» **Task to complete**: Every line of the entries that holds the word "chevron" is to be copied.

» **Provided material**:
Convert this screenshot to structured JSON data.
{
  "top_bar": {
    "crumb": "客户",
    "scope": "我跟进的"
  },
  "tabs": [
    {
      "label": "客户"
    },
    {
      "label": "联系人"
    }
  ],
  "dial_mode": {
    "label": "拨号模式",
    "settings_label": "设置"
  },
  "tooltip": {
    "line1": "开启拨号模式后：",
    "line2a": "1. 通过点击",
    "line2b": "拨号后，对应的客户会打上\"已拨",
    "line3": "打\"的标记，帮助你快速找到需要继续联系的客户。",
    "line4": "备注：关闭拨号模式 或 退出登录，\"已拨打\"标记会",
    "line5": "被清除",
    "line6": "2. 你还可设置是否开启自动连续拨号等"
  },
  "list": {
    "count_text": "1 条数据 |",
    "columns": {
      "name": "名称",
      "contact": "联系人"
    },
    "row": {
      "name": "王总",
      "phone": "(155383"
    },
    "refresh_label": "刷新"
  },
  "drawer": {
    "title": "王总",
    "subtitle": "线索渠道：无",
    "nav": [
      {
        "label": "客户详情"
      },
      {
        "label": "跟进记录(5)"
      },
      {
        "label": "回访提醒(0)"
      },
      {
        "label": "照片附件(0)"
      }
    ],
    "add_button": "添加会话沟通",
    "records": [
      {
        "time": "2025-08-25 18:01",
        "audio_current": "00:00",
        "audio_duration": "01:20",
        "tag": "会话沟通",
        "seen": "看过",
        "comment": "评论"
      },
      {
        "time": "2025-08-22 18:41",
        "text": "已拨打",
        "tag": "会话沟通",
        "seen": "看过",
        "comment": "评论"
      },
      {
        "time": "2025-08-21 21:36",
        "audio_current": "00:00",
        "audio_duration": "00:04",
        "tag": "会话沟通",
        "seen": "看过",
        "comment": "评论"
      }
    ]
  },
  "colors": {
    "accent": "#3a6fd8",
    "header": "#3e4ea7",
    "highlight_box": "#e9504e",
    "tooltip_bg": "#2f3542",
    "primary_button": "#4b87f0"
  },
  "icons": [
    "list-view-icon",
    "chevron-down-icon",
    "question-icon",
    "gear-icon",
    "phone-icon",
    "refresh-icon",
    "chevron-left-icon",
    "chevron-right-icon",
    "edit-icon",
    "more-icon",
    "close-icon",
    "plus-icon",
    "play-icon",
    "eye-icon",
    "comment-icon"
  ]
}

» **Expected answer**:
    "chevron-down-icon",
    "chevron-left-icon",
    "chevron-right-icon",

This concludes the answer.